But Friszell's greatest strength, those who know her say, comes in private moments.
"Sometimes it comes down to life or death," Friszell said. "One person at a time, one family at a time. Sometimes you just look at someone and see they need a hug."
'Angry, sad, lost'
When Friszell put her son into rehab in 1998, he was going into his senior year at Comsewogue High.
He had been smoking pot since he was 14. His mom freaked. The parents of some of his friends thought she was overreacting.
By the time Marc went into rehab, he was using Vicodin and Valium.
"He was medicine cabinet shopping," Friszell said. "He would go into someone's home, go into the bathroom, and see what drugs he could find."
Caroline Sullivan remembers Marc — and Friszell — from when she was assistant director at the rehab center, Daytop Village in Huntington.

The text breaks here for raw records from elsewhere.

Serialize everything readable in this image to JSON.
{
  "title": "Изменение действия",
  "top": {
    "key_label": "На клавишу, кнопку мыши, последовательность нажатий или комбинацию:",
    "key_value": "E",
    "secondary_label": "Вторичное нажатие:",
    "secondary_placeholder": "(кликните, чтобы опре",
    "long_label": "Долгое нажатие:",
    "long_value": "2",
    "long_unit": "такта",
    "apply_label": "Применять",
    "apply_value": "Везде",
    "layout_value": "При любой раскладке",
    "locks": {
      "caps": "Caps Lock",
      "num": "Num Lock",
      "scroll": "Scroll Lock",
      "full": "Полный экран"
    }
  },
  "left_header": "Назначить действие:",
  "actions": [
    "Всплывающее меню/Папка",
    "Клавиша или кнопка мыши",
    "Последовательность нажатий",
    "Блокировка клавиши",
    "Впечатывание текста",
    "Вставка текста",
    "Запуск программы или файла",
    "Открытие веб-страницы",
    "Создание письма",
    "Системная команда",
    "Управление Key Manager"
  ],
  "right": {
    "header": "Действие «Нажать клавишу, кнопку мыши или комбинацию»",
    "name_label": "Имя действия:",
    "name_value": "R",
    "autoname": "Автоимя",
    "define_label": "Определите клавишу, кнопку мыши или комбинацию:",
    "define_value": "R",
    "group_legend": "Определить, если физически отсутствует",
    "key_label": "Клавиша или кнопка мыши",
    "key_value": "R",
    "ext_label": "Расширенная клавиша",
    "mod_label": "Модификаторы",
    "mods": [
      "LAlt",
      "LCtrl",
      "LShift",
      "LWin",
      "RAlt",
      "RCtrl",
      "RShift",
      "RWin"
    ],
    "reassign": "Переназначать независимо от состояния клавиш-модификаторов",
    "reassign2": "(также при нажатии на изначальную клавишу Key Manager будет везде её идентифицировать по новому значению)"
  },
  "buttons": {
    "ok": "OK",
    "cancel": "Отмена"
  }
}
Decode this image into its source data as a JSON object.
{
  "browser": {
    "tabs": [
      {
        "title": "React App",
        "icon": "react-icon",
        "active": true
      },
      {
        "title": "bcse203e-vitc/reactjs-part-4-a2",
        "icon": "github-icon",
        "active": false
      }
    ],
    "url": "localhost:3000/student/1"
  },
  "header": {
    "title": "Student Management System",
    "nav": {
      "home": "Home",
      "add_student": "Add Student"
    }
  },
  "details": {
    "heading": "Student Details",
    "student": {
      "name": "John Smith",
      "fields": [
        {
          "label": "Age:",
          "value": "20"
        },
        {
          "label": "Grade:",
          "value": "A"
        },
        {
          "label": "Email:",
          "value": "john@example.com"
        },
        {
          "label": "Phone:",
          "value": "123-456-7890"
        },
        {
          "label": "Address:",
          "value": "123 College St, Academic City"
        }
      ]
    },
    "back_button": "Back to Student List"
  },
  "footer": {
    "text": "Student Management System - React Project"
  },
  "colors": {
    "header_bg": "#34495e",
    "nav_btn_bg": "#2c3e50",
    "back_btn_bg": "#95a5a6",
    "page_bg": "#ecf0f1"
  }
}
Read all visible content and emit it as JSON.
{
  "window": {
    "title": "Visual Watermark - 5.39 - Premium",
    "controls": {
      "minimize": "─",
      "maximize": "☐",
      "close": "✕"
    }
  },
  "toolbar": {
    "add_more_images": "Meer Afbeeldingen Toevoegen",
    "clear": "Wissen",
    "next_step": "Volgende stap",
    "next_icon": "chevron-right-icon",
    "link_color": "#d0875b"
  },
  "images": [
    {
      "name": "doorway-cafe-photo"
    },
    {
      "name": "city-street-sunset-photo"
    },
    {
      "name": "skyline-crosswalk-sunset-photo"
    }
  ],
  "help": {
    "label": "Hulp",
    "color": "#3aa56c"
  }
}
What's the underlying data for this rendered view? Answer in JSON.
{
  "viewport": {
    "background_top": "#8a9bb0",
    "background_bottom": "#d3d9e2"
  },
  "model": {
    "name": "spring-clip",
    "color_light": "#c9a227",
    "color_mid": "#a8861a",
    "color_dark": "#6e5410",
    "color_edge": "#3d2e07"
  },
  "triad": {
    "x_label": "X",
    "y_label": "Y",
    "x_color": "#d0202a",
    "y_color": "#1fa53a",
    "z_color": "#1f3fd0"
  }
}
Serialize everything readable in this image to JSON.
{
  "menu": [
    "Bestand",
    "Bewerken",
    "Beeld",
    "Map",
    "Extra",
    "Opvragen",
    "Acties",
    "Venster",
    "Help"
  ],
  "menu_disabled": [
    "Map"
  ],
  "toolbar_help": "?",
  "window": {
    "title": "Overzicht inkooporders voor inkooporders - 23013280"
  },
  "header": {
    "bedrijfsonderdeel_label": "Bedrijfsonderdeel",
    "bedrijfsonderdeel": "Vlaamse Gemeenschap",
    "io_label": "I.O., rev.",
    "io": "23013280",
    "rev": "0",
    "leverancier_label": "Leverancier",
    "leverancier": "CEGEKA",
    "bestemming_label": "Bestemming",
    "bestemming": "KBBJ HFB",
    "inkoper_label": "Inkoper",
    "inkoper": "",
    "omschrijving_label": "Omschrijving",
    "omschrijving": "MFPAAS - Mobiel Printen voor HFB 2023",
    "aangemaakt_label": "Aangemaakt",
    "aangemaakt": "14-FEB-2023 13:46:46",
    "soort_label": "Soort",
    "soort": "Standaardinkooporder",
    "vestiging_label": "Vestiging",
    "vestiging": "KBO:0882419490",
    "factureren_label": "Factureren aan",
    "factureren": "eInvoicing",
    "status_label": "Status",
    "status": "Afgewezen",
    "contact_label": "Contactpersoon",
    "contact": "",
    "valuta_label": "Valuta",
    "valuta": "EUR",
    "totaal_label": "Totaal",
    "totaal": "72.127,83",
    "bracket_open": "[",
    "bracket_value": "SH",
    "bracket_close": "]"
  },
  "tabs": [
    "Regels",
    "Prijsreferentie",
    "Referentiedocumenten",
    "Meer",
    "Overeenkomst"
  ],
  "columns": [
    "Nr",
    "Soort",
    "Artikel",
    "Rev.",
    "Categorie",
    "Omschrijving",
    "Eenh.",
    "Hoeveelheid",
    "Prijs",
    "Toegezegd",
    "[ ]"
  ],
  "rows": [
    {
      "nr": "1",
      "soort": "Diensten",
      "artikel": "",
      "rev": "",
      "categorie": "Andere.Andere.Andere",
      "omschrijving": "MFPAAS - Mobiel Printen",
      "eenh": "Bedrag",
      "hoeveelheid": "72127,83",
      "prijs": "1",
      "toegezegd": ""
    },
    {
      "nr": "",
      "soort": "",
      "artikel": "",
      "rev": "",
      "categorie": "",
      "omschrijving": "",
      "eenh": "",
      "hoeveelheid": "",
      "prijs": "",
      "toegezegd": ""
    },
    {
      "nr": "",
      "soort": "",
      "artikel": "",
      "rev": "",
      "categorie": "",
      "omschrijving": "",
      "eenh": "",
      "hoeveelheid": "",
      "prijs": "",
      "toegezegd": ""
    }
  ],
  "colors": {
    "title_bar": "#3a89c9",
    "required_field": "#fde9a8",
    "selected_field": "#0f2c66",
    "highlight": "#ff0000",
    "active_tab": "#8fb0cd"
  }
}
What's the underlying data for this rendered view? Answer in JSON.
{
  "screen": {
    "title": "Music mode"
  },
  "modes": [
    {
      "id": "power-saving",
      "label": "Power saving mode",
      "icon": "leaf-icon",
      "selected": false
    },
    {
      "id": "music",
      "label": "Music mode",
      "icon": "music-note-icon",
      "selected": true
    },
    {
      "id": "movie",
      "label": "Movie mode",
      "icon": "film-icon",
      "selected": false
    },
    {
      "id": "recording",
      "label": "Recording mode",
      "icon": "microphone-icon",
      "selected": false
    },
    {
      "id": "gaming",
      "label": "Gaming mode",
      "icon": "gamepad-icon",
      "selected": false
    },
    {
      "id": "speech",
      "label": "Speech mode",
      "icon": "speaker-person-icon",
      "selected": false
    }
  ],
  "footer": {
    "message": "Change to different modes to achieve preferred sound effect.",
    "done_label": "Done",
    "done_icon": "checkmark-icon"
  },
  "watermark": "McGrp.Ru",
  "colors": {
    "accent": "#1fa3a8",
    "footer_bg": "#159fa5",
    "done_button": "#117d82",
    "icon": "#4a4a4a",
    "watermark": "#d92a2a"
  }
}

"She was like every other parent there," Sullivan said. "Shellshocked, angry, sad, lost … Asking, 'How do I fix my kid.' "
Marc graduated from Daytop nearly a year later, in mid-1999. Two weeks later, he took a mandatory drug test. He had Valium in his system.
Friszell and her husband, Marc's stepfather, told Marc that he had to go back into rehab and stay clean if he wanted to keep living at home with his three siblings.
Marc refused and went off to New Jersey to live with his dad, Friszell's first husband.
On the last weekend of April 2000, Marc came back to Long Island for a visit.
"We had a great weekend together," Friszell said. "Two days later the police were at my door."
Marc died on May 2, 2000.
Friszell cried every day for weeks. Then, she noticed she was being treated differently. She lost friends. Parents even pulled out of play dates with her two younger kids.
"People totally shunned me," she said.
Friszell tried to explain it all to her other kids — her two girls, 5 and 16, and her 3-year-old son. That didn't sit well with her husband, who didn't want the younger ones to know anything about the drugs. Eventually, the couple split.
Along the way, Friszell came to realize something about herself. She had always been community-minded, but now she wanted to talk publicly about the opioid epidemic. Outcast or not, she was going to speak out.
"She came to see herself as part of something bigger," said Sullivan, who has worked with addicts for three decades. "She took it on voraciously after he passed."
'I'm on my way'
For many parents with addicted kids, Friszell has become their lifeline. She remembers one mother who called her, panicked. Her son was overdosing right there in her bathroom.
The mother's hands were shaking so badly that she broke the glass syringe used to squirt Narcan, the drug used to reverse overdoses, up his nose.
She called Friszell before she dialed 911.
Friszell told her, "Hang up the phone, call 911 and I'm on my way."
Friszell pulled up just as the first responders lifted the young man, in his early 20s, into the ambulance.
"We went to the emergency room," she said. "He recovered."
In the three years since, Friszell has kept up with the family. The young man went into rehab. He has relapsed twice.
"He's in rehab … in California," she said.